_Problem details_
Go over the entries below line by line, copying each one that contains the word "купить".

_Given records_
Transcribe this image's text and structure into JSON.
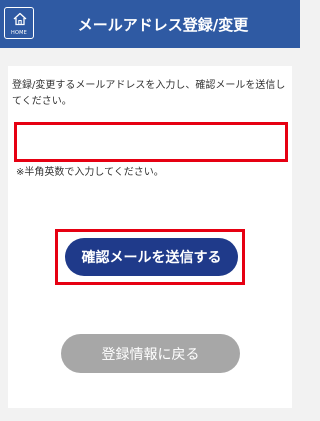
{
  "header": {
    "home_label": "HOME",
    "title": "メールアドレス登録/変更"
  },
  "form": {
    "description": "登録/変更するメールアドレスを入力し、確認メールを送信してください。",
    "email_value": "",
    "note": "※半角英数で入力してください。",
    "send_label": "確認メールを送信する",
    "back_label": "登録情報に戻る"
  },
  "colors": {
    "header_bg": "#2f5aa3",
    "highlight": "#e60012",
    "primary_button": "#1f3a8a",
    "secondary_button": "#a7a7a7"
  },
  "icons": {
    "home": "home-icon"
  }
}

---

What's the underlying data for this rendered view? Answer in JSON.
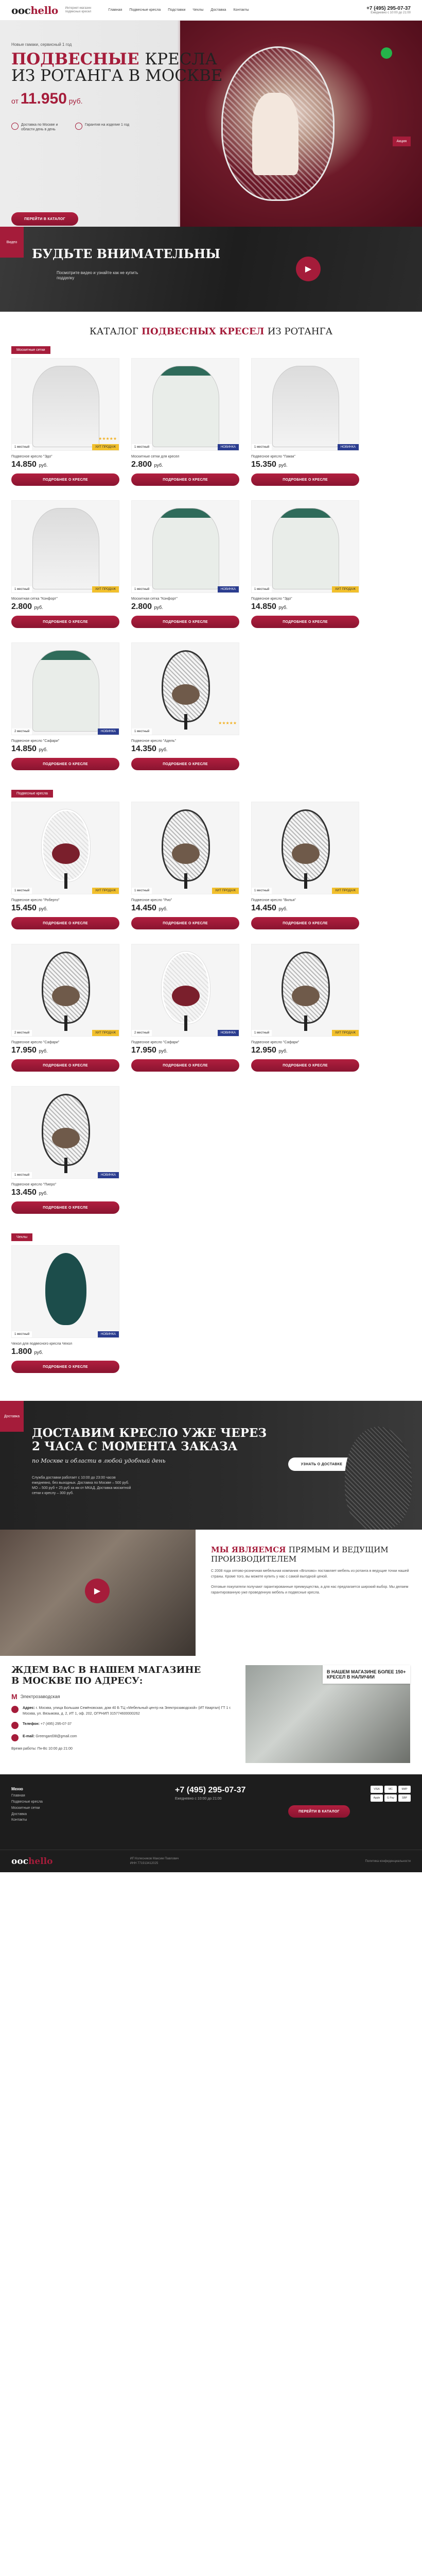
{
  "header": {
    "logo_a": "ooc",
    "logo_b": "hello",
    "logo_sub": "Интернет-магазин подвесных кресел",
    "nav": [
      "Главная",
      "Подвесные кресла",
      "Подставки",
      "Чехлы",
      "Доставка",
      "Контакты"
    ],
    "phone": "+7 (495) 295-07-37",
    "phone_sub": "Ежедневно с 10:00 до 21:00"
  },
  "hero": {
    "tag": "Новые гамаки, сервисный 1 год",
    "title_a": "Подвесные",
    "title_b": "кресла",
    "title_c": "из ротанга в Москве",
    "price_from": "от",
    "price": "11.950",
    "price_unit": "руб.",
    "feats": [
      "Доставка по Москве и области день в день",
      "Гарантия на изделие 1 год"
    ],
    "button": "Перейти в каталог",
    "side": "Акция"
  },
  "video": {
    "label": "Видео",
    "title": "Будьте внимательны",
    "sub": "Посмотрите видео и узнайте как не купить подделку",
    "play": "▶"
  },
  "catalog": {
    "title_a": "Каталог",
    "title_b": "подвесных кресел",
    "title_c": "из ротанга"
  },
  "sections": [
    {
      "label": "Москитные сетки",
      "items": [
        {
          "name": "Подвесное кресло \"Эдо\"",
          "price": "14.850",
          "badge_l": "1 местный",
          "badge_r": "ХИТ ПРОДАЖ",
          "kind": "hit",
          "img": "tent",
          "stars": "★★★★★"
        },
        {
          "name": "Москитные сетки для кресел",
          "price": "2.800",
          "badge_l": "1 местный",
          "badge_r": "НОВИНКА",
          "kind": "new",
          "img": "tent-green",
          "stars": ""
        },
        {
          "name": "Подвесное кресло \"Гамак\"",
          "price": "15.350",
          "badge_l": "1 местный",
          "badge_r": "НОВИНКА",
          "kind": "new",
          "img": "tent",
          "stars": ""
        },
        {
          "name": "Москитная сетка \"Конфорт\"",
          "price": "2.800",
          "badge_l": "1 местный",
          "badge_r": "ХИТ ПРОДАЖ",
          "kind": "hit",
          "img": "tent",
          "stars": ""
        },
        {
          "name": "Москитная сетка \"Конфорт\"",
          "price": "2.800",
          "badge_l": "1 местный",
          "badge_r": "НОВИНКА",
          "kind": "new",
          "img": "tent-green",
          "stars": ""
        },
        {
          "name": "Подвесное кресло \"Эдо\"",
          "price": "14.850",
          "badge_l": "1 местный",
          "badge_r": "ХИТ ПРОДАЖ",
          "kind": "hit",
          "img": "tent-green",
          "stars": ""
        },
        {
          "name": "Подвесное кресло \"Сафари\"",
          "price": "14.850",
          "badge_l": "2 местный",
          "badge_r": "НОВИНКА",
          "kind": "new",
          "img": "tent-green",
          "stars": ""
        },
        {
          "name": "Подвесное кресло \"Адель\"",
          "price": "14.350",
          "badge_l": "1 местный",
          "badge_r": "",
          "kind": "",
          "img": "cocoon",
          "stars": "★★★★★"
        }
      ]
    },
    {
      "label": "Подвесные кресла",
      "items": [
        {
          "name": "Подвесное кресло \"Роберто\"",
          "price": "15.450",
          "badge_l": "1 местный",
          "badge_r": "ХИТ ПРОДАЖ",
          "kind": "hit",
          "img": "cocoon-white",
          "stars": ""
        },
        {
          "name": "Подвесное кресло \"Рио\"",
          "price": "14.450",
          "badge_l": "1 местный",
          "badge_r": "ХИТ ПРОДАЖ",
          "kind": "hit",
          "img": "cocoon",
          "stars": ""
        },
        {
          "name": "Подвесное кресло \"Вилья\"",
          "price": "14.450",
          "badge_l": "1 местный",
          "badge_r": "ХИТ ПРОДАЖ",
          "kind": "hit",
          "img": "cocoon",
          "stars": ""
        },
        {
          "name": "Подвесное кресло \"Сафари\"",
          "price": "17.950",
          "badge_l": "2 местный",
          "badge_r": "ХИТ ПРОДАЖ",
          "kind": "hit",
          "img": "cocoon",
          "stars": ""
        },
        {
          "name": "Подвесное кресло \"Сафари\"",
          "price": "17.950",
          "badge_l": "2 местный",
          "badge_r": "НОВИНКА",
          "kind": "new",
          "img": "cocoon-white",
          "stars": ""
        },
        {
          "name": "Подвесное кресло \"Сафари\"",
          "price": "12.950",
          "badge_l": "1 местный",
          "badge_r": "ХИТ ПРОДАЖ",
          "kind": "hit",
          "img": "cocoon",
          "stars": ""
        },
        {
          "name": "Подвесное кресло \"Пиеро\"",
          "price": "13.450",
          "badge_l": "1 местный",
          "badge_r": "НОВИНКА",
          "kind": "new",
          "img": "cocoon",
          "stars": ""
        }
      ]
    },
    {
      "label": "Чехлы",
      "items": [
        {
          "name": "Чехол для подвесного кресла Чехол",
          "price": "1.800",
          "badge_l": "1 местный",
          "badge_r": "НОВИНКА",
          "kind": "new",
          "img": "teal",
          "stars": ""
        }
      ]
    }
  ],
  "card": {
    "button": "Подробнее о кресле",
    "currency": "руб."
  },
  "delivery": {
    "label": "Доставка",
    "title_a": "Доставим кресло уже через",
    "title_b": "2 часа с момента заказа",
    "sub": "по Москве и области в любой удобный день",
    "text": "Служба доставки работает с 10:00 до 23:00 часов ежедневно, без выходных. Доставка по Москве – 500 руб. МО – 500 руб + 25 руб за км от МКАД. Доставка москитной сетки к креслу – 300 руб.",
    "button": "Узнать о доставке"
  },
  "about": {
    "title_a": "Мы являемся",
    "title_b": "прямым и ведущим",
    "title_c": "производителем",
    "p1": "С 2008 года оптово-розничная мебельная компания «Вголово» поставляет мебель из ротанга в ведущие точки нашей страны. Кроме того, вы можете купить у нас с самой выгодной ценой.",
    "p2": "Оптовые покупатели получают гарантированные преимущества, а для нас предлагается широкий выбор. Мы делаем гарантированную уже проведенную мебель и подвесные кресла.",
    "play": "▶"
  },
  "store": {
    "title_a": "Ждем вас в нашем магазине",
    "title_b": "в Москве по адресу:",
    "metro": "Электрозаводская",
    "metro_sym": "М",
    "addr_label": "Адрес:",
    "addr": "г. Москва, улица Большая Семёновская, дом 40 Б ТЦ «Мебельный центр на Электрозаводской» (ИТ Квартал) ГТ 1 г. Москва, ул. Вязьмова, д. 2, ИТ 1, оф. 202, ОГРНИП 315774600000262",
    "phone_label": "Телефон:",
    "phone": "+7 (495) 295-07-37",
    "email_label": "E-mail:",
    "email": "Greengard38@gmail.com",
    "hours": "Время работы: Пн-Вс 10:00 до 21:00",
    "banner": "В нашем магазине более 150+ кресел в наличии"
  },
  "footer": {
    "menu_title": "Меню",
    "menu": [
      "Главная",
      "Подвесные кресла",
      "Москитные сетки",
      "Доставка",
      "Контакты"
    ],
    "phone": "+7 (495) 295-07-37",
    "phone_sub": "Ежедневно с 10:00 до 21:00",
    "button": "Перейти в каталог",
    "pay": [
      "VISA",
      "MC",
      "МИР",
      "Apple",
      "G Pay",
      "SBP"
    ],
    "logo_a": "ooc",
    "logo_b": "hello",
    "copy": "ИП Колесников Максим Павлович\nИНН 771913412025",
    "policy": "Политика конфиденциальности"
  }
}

_Reply_
    "sub": "Посмотрите видео и узнайте как не купить подделку",
    "p1": "С 2008 года оптово-розничная мебельная компания «Вголово» поставляет мебель из ротанга в ведущие точки нашей страны. Кроме того, вы можете купить у нас с самой выгодной ценой.",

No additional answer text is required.